Question:

$$\int \limits _1^4\left (\frac{1}{2t}+i \right )^2\,dt.$$

How can I solve this? I believe its an indefinite integral and I can probably expand it by using $$(a+b)^2=a^2+2ab+b^2$$ to get something like$$\int \frac{1}{4t^2}+\frac{2i}{2t}+i^2\,dt$$but I'm not even sure if that's right.

• That $i$ it's a bad notation here. The $\int_{1}^{4}f(t)\,{\rm d}t$ is a definite integral and yes, you can use $(a+b)^{2}=a^{2}+2ab+b^{2}$. Then use $\int \frac{1}{t}\, {\rm d}t=\ln|t|+c$ and $\int t^{n}dt=\frac{t^{n+1}}{n+1}+C$. May 17 at 16:32

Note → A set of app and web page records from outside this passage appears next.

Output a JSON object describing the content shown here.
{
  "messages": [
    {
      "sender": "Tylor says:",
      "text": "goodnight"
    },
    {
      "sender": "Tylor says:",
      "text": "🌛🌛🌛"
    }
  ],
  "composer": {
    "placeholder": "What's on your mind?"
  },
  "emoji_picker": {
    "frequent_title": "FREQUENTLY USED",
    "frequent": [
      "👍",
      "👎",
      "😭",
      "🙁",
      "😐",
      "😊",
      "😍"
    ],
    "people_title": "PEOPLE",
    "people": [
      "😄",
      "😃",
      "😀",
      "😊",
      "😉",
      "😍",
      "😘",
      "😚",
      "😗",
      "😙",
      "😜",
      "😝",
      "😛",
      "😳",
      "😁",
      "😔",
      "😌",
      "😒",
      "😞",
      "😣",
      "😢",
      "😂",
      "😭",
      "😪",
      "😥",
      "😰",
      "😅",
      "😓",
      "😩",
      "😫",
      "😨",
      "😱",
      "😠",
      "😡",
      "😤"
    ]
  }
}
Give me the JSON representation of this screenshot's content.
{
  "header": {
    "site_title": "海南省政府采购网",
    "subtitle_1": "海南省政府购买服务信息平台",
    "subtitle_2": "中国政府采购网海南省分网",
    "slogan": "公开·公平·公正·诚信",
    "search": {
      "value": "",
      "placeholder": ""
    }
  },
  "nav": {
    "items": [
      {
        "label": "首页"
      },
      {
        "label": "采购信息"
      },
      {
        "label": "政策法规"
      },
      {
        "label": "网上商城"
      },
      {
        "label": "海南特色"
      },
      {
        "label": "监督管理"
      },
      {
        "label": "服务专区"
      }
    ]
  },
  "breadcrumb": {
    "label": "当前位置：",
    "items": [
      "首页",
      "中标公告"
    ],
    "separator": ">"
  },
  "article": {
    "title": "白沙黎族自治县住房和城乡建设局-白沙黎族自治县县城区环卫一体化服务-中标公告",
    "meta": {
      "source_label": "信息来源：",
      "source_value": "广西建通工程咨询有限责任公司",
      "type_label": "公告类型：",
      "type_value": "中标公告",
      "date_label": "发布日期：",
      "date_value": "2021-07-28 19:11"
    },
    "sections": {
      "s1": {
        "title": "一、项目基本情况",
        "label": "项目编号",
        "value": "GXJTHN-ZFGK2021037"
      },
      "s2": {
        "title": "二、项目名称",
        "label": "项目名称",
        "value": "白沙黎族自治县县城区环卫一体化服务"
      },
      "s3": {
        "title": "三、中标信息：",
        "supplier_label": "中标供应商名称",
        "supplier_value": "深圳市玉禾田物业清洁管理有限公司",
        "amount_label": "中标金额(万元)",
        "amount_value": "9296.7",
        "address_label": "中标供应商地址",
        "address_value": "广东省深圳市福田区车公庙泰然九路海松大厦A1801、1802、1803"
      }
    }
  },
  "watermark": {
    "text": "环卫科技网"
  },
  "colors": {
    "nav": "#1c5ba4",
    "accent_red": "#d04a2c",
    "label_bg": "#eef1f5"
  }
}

Since $$\left(\frac1{2t}+i\right)^2=\frac1{4t^2}-1+\frac it,$$ you have \begin{align*} \int_1^4\left(\frac1{2t}+i\right)^2\,dt&=\int_1^4\frac1{4t^2}-1\,dt+\left(\int_1^4\frac1t\,dt\right)i\\ &=-\frac{45}{16}+i\log(4). \end{align*}
We have \begin{align*}\int \limits _1^4\left (\frac{1}{2t}+i\right )^2\,dt & =\int \limits _1^4\left (\frac{i}{t}+\frac{1}{4t^2}-1\right )\,dt \\ & =i\int \limits _1^4\frac{1}{t}\,dt+\frac{1}{4}\int \limits _1^4\frac{1}{t^2}\,dt-\int \limits _1^41\,dt \\ & =\left .i\ln |t|-t-\frac{1}{4t}\right |_1^4 \\ & =\frac{16i\ln 4-65}{16}+\frac{5}{4} \\ & =\frac{16i\ln 4-45}{16}. \end{align*}
• If $i^{2}=-1$ so what's the problem? There's not problem. However, I agree that to use $i$ is a bad notation here. May 17 at 16:34
• @EventHorizon edit: I automatically assumed that $i^2 = -1$ anyways to calculate it... May 17 at 16:36